This exercise provides practice with code organization.
The answer file is Mylab09.txt.
[ 3. 5. 1.] [ 1.] [ -1. 0. 2.] [ -2.] = ? [ -4. -1. 3.] [ 1.]Copy your Python session into your answer file.
For definiteness, call your code findroot.py, but when you hand it in, copy it into the file Mylab09.txt.
Here is how you should organize the code. We want four (three if you use f_and_df) code units, namely, (1 and 2) the existing two called f and dfdx that evaluate the function and its derivative, (3) a new function called nr that runs the Newton-Raphson algorithm, (4) a revised main function main that interacts with the user and calls the function nr to get the solution.
Apart from simply rearranging the existing code, the creative challenge is to arrange the call to nr so it gets the parameters it needs from main and returns the answer and status (converged/not converged) to main.

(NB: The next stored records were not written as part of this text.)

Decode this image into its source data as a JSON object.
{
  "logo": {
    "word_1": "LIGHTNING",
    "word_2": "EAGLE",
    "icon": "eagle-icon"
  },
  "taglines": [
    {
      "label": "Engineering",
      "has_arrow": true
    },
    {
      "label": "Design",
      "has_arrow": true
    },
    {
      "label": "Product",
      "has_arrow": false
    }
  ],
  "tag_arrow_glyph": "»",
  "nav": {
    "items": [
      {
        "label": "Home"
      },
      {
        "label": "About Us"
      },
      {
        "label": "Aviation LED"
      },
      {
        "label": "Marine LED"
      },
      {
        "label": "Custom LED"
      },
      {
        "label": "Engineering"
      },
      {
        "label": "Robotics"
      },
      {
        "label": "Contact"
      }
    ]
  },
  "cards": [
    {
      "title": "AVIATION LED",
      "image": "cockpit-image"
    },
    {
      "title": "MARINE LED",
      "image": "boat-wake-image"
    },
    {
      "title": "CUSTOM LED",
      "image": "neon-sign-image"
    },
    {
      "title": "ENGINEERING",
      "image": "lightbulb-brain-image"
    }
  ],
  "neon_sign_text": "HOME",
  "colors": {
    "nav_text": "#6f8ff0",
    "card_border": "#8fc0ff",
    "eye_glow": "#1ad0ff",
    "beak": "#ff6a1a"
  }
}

More specifically, the main function should prompt for and read two values in this order: (1) The starting guess for the solution and (2) the tolerance. When it calls nr it should pass those two input values and get back three output values, namely, the solution (if found), the number of iterations, and an integer giving the status of the solution. The status integer should be equal to zero if the solution was found and one if the method did not converge. The main program should check the status and tell the user if the solution couldn't be found, or tell the user the answer. It should also say how many iterations were taken.
The function nr should have no communication with the user, not even when it fails, and it should not exit if a solution was not found. The function main should take care of that, reporting the solution or reporting the lack of convergence.
When you have checked that your code works correctly, copy it to the answer file.